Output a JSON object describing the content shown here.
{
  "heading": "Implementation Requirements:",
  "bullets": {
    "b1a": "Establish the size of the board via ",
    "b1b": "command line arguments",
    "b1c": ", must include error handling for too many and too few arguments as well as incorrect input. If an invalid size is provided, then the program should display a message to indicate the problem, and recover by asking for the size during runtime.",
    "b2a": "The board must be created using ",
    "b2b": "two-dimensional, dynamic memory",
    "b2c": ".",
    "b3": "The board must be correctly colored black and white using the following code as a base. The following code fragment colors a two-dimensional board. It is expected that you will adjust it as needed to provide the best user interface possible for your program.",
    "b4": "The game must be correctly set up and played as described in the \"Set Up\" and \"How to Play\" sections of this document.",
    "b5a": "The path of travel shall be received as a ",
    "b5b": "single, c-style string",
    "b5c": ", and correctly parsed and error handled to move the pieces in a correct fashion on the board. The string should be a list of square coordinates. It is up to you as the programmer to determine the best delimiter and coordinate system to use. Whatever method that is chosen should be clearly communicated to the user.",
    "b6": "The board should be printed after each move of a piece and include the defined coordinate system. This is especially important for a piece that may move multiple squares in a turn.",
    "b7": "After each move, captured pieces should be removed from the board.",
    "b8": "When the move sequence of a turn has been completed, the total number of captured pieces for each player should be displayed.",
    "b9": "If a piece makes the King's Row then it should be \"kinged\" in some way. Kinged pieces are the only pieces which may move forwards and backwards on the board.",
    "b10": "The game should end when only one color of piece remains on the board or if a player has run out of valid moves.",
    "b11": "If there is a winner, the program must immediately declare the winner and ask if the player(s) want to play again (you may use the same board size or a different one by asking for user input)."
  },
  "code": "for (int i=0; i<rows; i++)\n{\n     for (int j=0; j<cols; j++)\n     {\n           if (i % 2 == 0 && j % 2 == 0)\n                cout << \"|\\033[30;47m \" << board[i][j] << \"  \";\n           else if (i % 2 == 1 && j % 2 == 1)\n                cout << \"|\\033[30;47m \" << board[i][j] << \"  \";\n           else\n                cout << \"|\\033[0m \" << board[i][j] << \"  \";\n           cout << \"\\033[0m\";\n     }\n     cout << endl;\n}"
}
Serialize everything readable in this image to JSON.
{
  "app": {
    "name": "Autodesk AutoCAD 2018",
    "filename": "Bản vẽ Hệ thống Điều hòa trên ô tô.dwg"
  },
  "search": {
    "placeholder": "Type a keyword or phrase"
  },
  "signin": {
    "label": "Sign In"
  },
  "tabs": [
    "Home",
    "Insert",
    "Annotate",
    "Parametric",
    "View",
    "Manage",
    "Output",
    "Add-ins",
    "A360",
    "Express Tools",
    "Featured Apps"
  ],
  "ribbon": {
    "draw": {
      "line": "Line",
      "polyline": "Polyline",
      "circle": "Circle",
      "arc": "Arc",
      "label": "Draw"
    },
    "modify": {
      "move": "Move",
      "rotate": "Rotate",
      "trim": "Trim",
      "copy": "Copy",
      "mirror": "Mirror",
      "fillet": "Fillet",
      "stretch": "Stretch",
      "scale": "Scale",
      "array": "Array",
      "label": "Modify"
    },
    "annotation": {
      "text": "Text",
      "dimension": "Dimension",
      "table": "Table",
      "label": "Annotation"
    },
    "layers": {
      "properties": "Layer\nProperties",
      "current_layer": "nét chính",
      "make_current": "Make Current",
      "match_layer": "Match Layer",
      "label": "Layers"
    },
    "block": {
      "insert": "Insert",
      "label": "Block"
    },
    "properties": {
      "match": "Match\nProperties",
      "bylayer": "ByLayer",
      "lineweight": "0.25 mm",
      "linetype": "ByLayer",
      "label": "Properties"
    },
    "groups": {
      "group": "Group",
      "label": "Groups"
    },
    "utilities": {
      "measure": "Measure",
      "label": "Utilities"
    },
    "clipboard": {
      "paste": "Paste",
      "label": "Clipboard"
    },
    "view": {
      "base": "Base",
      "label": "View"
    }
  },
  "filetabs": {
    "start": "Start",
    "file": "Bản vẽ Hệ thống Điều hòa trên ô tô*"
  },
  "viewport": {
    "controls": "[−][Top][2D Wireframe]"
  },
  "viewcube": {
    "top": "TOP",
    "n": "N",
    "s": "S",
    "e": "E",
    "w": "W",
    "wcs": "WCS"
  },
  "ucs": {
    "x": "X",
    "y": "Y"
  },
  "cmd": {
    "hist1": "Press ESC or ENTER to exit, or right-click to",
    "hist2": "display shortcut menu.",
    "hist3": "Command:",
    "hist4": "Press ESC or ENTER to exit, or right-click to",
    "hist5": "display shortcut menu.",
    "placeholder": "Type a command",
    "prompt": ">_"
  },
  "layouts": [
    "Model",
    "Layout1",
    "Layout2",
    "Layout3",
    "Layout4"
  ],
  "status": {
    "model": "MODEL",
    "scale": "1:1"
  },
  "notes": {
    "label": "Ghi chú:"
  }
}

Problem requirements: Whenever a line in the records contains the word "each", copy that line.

Solution to the problem:
    "b6": "The board should be printed after each move of a piece and include the defined coordinate system. This is especially important for a piece that may move multiple squares in a turn.",
    "b7": "After each move, captured pieces should be removed from the board.",
    "b8": "When the move sequence of a turn has been completed, the total number of captured pieces for each player should be displayed.",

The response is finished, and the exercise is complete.